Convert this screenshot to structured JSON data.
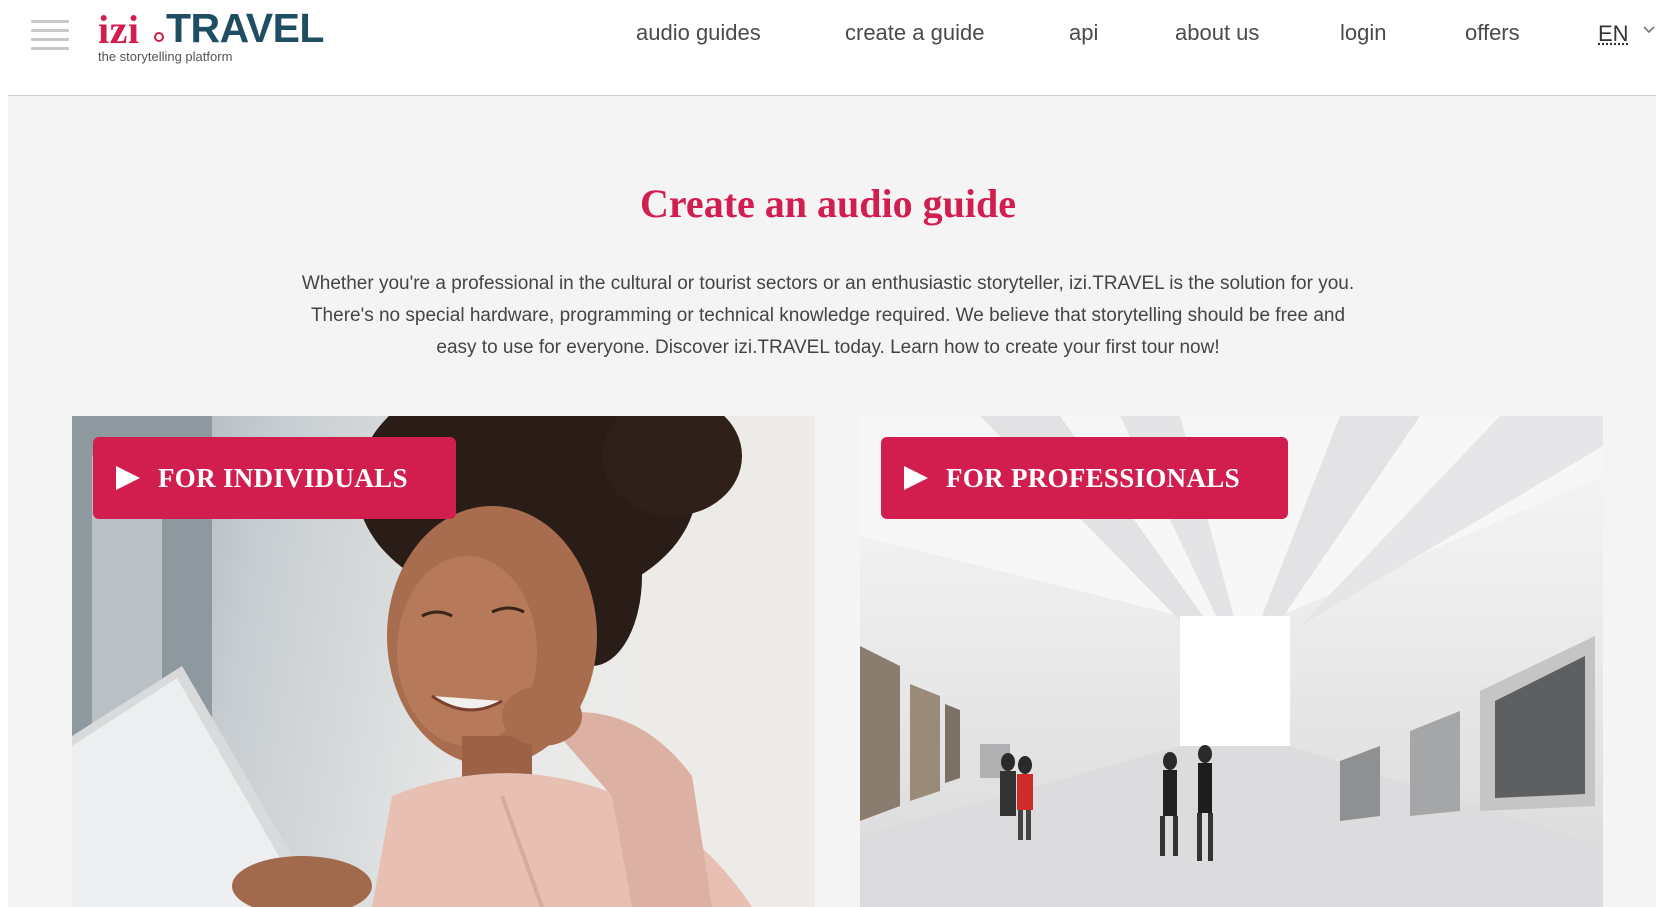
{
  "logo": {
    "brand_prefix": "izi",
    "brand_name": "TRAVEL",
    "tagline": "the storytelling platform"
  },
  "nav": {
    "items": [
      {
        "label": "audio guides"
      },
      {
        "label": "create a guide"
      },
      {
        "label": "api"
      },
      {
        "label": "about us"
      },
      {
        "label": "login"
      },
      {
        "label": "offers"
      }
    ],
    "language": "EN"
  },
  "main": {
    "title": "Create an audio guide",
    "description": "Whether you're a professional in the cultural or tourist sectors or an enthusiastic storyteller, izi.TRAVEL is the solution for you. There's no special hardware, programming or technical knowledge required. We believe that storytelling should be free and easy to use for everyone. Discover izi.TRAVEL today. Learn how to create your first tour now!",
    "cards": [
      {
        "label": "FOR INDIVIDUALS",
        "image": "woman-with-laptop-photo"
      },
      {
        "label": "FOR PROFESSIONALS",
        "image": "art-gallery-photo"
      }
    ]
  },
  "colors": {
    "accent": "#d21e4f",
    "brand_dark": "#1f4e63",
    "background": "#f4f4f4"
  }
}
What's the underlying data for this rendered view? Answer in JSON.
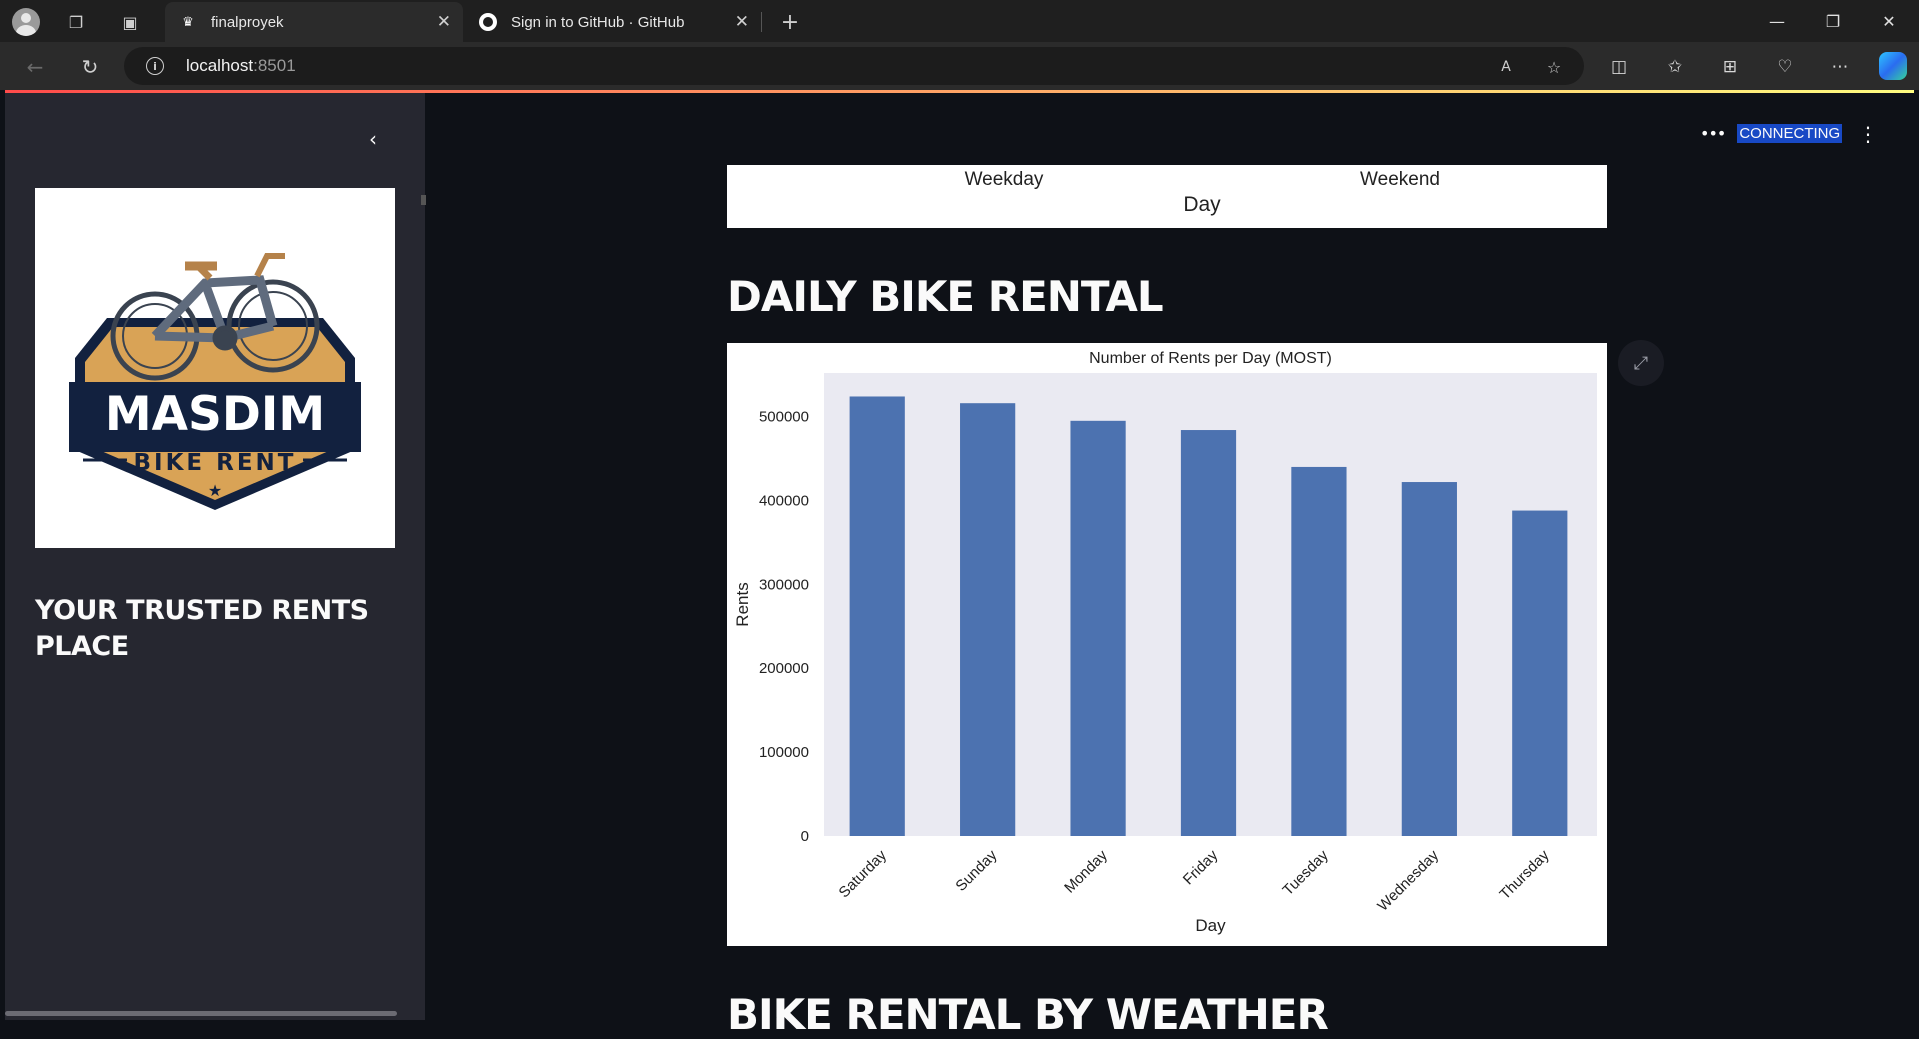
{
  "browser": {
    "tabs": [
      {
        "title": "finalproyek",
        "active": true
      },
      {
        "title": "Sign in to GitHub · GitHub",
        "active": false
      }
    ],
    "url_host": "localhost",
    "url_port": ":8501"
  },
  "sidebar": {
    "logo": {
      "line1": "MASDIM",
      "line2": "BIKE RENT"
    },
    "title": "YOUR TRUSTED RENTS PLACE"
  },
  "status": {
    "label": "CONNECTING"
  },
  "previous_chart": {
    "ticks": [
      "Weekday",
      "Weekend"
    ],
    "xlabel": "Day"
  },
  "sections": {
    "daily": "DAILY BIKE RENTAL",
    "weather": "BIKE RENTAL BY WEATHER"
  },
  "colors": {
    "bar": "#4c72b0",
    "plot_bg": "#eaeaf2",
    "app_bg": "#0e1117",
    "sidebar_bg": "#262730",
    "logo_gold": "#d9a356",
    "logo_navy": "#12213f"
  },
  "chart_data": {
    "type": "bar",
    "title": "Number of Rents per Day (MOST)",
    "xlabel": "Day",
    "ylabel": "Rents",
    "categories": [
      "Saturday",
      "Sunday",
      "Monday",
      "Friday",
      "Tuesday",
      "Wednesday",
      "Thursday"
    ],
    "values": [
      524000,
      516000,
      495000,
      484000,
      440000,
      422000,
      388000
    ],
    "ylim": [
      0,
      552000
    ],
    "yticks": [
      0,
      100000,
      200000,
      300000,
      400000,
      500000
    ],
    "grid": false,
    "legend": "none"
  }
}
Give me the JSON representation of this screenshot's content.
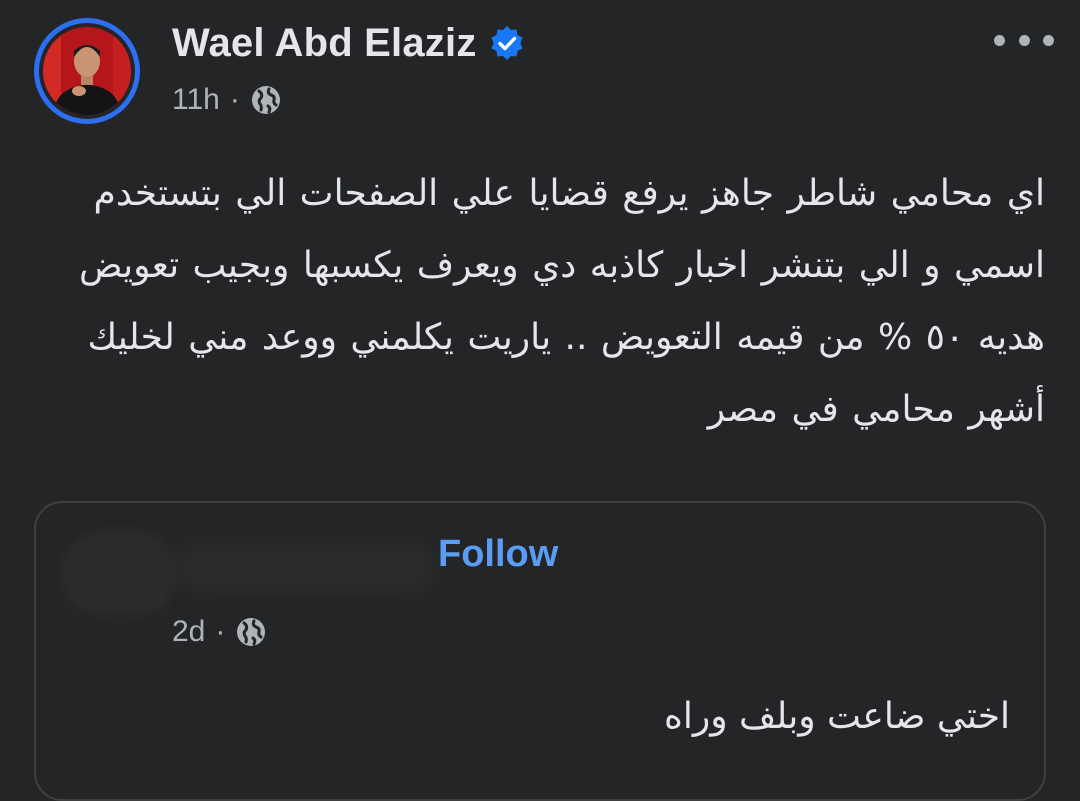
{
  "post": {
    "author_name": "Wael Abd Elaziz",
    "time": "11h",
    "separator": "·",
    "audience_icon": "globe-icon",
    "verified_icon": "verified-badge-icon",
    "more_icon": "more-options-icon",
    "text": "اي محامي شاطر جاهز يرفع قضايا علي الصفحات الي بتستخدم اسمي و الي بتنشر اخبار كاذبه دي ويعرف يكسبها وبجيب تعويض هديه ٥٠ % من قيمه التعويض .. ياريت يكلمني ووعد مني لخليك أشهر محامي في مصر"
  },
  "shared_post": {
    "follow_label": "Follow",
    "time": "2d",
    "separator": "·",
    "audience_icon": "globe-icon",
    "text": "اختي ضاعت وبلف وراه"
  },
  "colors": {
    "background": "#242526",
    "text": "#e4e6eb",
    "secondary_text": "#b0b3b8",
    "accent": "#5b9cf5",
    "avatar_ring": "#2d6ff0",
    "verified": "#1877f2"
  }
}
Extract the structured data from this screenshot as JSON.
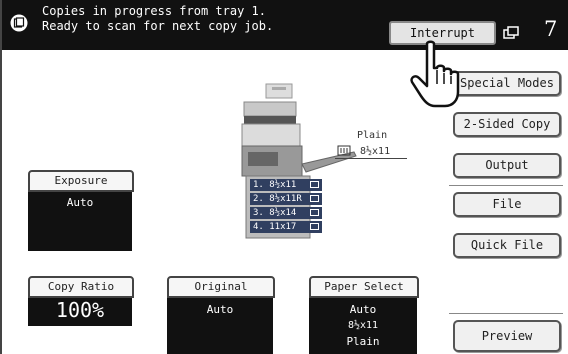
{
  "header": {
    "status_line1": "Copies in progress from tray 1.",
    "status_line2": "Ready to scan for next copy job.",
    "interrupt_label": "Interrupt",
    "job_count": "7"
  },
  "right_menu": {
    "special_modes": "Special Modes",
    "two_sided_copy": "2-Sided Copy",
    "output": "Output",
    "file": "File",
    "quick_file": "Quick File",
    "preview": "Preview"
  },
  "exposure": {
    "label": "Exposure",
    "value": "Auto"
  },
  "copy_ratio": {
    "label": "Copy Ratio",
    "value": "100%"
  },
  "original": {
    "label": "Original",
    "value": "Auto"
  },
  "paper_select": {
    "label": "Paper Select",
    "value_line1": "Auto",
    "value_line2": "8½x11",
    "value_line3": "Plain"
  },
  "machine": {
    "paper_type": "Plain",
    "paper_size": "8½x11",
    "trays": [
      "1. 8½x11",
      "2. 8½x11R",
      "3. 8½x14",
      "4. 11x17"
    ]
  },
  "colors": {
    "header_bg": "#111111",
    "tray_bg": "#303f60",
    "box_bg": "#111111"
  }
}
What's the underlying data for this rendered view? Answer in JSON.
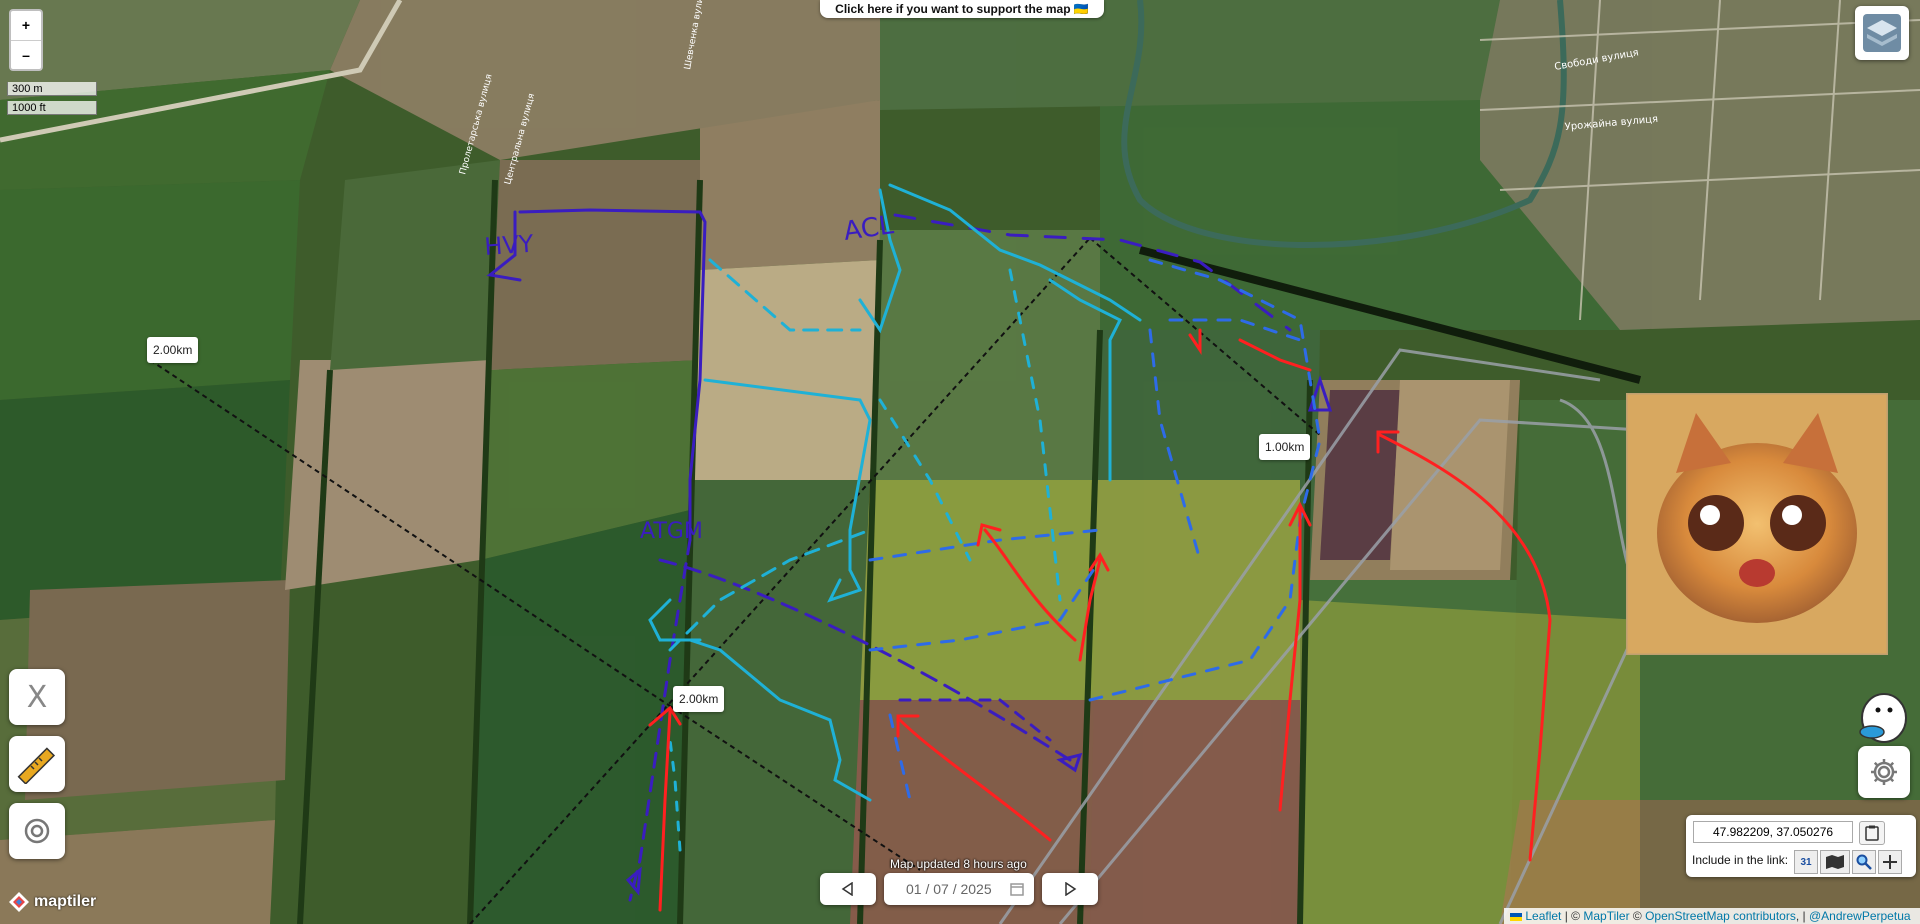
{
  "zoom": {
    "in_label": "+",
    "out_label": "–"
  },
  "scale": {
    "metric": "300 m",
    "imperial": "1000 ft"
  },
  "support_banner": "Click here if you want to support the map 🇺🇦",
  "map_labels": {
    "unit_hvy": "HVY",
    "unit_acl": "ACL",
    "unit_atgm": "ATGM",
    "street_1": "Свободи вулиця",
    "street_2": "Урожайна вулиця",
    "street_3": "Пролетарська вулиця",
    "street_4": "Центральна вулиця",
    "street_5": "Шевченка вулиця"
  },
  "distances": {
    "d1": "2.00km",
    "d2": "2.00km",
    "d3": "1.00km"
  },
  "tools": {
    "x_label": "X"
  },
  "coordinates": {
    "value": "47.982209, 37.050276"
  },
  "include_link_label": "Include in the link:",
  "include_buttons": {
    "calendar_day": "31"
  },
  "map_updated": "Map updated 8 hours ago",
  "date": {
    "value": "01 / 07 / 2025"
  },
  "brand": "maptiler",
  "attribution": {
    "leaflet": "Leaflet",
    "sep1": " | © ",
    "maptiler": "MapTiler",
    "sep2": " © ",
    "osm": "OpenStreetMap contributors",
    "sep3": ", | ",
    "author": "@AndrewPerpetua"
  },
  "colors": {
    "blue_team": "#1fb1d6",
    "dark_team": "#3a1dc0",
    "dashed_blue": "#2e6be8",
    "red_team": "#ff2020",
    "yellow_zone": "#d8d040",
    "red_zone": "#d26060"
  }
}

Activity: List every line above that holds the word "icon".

Reply:
    "audience_icon": "globe-icon",
    "verified_icon": "verified-badge-icon",
    "more_icon": "more-options-icon",
    "audience_icon": "globe-icon",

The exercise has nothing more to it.